_Activity_.
Each line from the material with the word "enhance" in it must be copied.

- - -

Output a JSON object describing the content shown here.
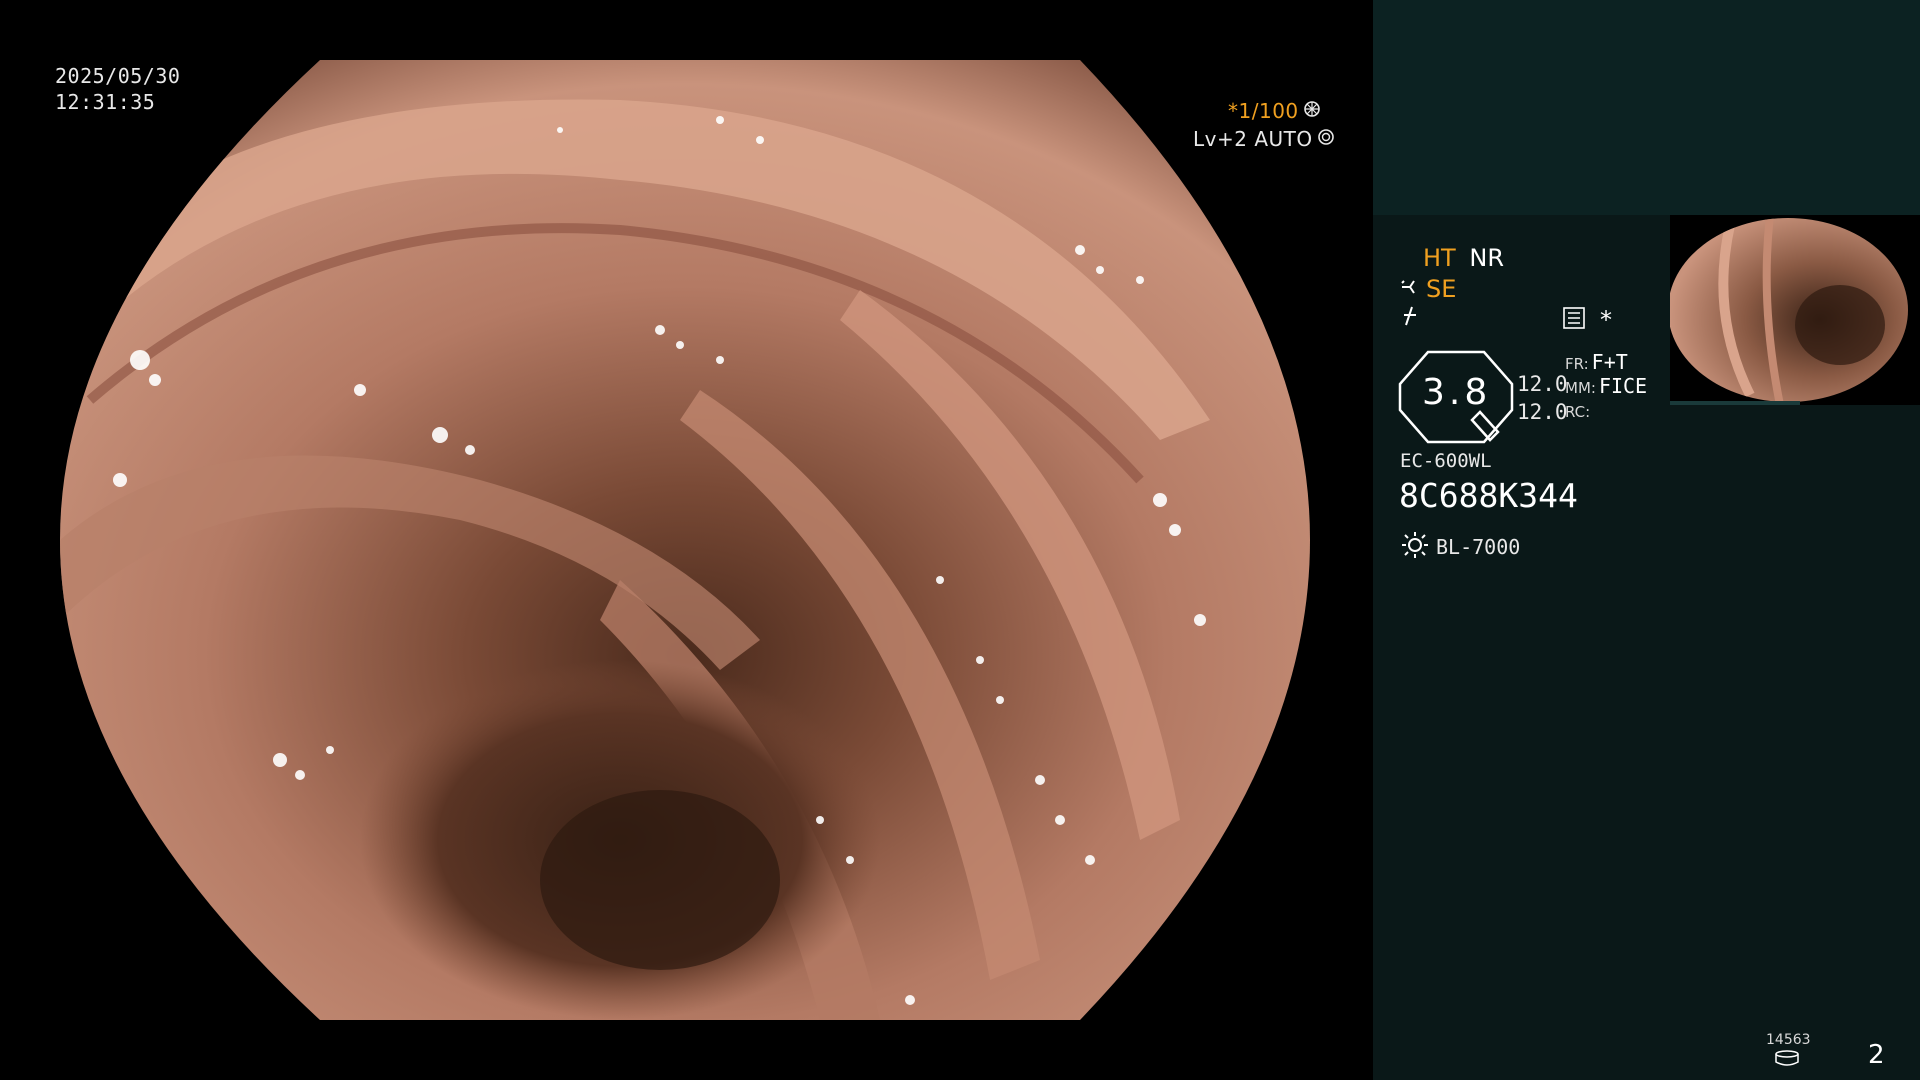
{
  "overlay": {
    "date": "2025/05/30",
    "time": "12:31:35",
    "shutter": "*1/100",
    "level": "Lv+2 AUTO"
  },
  "panel": {
    "ht": "HT",
    "nr": "NR",
    "se": "SE",
    "zoom_value": "3.8",
    "val_1": "12.0",
    "val_2": "12.0",
    "fr_label": "FR:",
    "fr_value": "F+T",
    "mm_label": "MM:",
    "mm_value": "FICE",
    "rc_label": "RC:",
    "scope_model": "EC-600WL",
    "scope_serial": "8C688K344",
    "light_source": "BL-7000",
    "image_count": "14563",
    "page_number": "2",
    "asterisk": "*"
  },
  "colors": {
    "panel_bg": "#0a1818",
    "panel_top_bg": "#0c2222",
    "accent_amber": "#f0a020"
  },
  "icons": [
    "shutter-icon",
    "auto-exposure-icon",
    "structure-enhance-icon",
    "color-enhance-icon",
    "settings-list-icon",
    "lens-icon",
    "light-source-icon",
    "storage-icon"
  ]
}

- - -

_Solved problem_.
    "structure-enhance-icon",
    "color-enhance-icon",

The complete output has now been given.